“The problem with the U.S. health care market is that it doesn’t really function as a market – it leaves major consumer needs unmet, costs unchecked by competition and basic practices untouched by the productivity revolution that has transformed every other sector of the economy.”
That quote isn’t from a Marxist-leaning, left-wing political operative — it was spoken by Ivan Seidenberg, the Chairman and CEO of Verizon, the telecommunications firm that sits as #17 on the 2008 Fortune 100 list.
As one of the largest companies in the world, and certainly in telecomms, Seidenberg has to compete in a global market. His concerns, and those of the members of the Business Roundtable, are presented in the Health Care Value Comparability Study from the group of business leaders.
The bottom line of the report: “Our health care system is actually harming our ability to compete effectively in the global economy.”
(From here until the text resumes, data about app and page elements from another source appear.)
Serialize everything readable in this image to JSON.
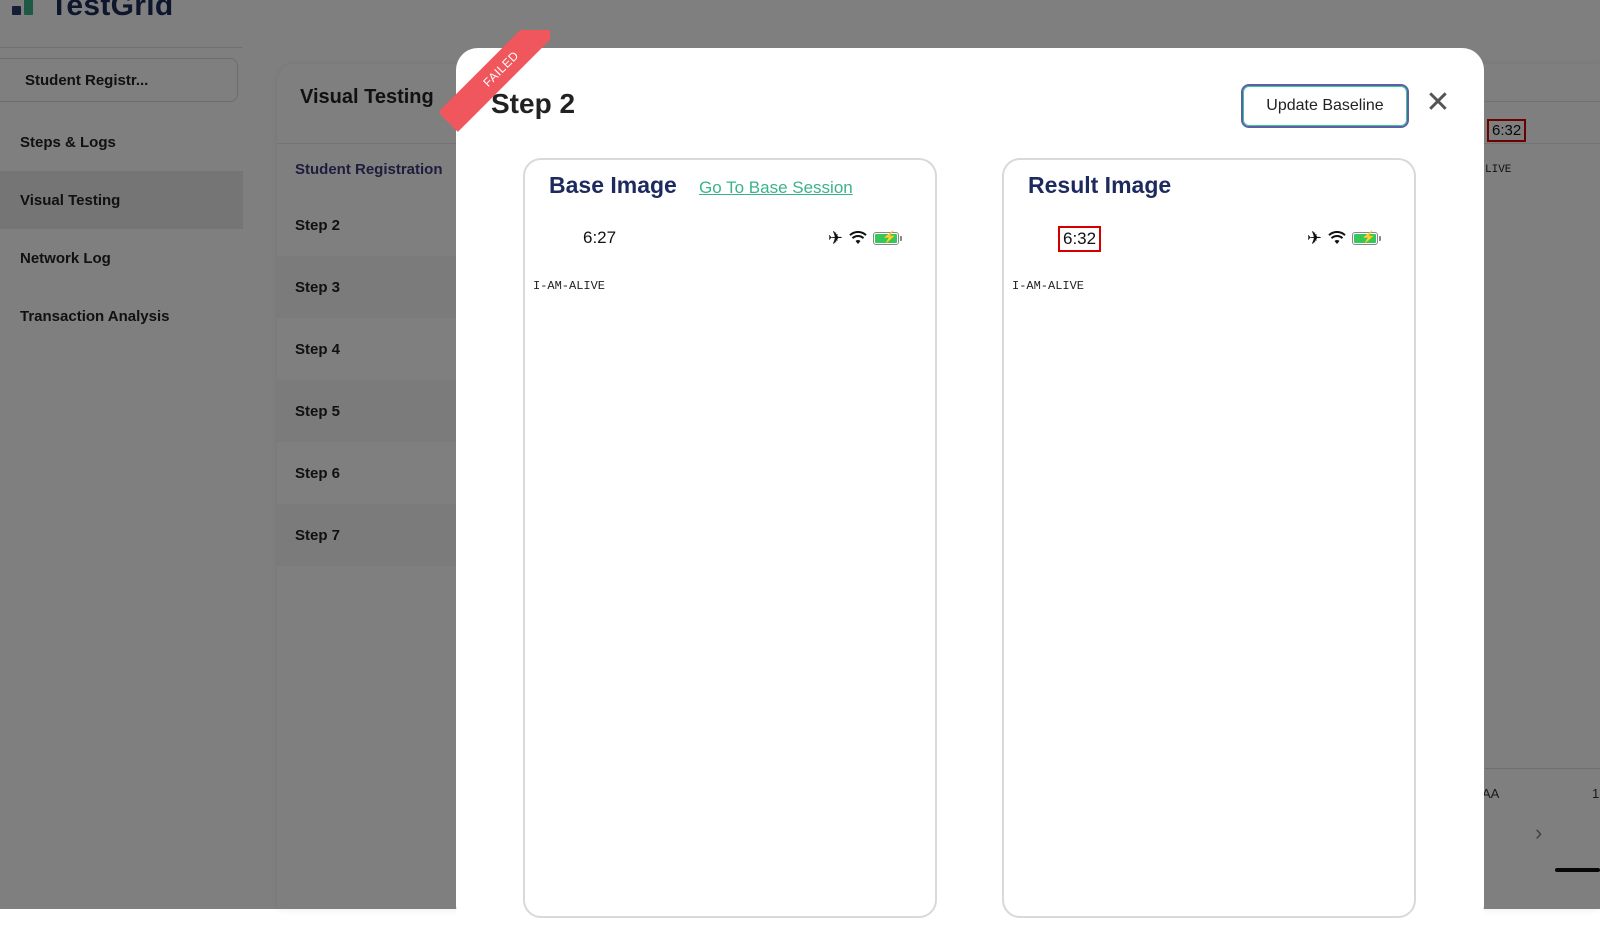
{
  "app": {
    "brand": "TestGrid",
    "session_name": "Student Registr...",
    "side_nav": [
      "Steps & Logs",
      "Visual Testing",
      "Network Log",
      "Transaction Analysis"
    ],
    "active_nav": "Visual Testing"
  },
  "visual_testing": {
    "title": "Visual Testing",
    "list_header": "Student Registration",
    "steps": [
      "Step 2",
      "Step 3",
      "Step 4",
      "Step 5",
      "Step 6",
      "Step 7"
    ],
    "background_preview": {
      "time": "6:32",
      "text": "LIVE",
      "footer_label": "AA",
      "footer_value": "1"
    }
  },
  "modal": {
    "status_ribbon": "FAILED",
    "title": "Step 2",
    "update_button": "Update Baseline",
    "close_icon": "close-icon",
    "base": {
      "title": "Base Image",
      "link": "Go To Base Session",
      "time": "6:27",
      "body_text": "I-AM-ALIVE"
    },
    "result": {
      "title": "Result Image",
      "time": "6:32",
      "body_text": "I-AM-ALIVE"
    },
    "status_icons": [
      "airplane-icon",
      "wifi-icon",
      "battery-charging-icon"
    ],
    "colors": {
      "ribbon": "#f0575c",
      "diff_highlight": "#d40000",
      "title_navy": "#1d2a5e",
      "link_green": "#3bb38a",
      "battery_green": "#35c759"
    }
  }
}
On one hand, there’s nothing new here that GM, Ford and Chrysler and Big Steel didn’t realize when Lee Iacocca met with Secretary of Health, Education and Welfare Joseph Califano in 1984 when $600 of the price of every Chrysler car and truck was directly attributable to medical costs. That was about 10% of the sticker price of a Plymouth Horizon.
In 2009, health costs impact every business operating on a global scale, not just autos and heavy manufacturing.
The Business Roundtable found that on a weighted scale, business in America suffers from a 23% “value gap” compared to Canada, Japan, Germany, the UK and France — directly related to the costs of health care. And, compared to Brazil, India and China (the so-called “BIC” countries), the disadvantage is 46%.
In the report, the Business Roundtable uses the metaphor of a “head start” — that these countries have a leg up on American companies due to the way the U.S. finances health care.
Health Populi’s Hot Points: While GM and Ford might desire to get health care off of their financial obligations, not every employer wants to drop health insurance coverage in 2010. The latest Hewitt study into employer-sponsored health benefits found that perhaps 1 in 5 employers would consider dropping health coverage in 2010.
For other employers, though, health coverage is seen as a benefit that adds value to a productive workforce, that attracts human capital and reinforces a health-focused employee mentality.
Thus, the Business Roundtable does not recommend a single-payer or specific plan that gets industry out of the health insurance game. While large employers concur that the health costs put them at a global competitive disadvantage, they’re not yet committed to a public-sector health plan for all Americans. For the foreseeable future, the shape of a new U.S. health system will be uniquely American — a mix of private- and public-sector.